> What is required
Your task is to copy each line of the records that includes the string "Check".

> Records for this exercise
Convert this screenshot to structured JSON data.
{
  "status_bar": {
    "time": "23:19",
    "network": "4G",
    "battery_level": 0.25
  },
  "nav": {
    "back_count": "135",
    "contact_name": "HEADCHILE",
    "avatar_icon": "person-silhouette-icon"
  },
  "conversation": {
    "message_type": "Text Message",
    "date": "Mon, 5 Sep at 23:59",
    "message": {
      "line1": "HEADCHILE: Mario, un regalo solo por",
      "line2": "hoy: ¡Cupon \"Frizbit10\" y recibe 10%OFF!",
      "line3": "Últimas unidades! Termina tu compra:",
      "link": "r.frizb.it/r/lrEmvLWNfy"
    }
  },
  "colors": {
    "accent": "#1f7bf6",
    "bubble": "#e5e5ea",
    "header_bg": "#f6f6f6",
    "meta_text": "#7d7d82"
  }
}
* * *
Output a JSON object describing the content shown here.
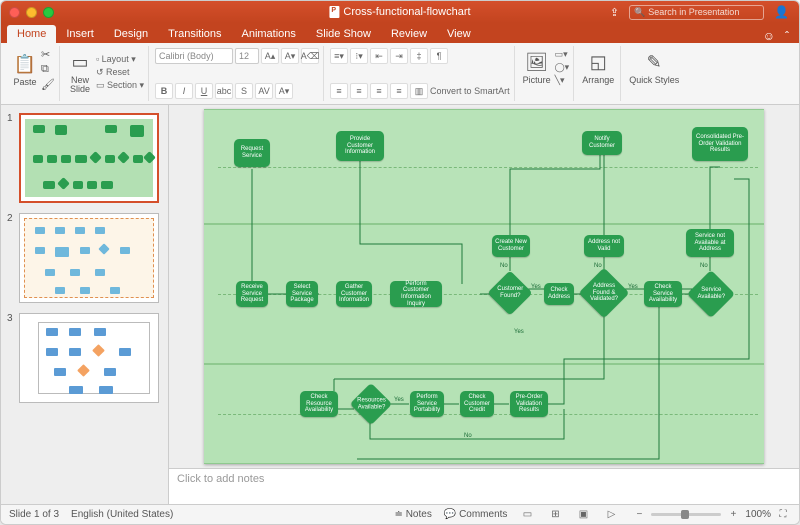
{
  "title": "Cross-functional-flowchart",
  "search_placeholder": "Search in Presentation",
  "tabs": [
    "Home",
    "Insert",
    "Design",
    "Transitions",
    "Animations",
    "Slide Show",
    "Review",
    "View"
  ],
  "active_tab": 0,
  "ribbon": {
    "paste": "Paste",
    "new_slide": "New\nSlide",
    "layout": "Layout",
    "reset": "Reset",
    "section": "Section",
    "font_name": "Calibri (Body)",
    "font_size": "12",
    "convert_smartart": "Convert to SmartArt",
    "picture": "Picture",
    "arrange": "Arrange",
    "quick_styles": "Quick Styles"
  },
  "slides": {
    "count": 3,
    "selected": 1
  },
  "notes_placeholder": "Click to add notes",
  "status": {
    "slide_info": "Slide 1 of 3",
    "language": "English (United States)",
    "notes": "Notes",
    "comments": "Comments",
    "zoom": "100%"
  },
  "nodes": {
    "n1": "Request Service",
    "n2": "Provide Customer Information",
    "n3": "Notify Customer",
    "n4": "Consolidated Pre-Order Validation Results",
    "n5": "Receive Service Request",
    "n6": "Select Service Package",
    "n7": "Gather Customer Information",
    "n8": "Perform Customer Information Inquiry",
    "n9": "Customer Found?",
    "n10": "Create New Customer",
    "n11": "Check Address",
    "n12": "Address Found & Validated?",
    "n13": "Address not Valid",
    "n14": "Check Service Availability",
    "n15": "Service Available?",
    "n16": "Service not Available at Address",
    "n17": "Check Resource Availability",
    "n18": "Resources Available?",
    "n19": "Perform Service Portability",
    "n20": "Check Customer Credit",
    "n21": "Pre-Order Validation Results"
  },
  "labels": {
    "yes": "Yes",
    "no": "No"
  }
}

> Written solution
    "n11": "Check Address",
    "n14": "Check Service Availability",
    "n17": "Check Resource Availability",
    "n20": "Check Customer Credit",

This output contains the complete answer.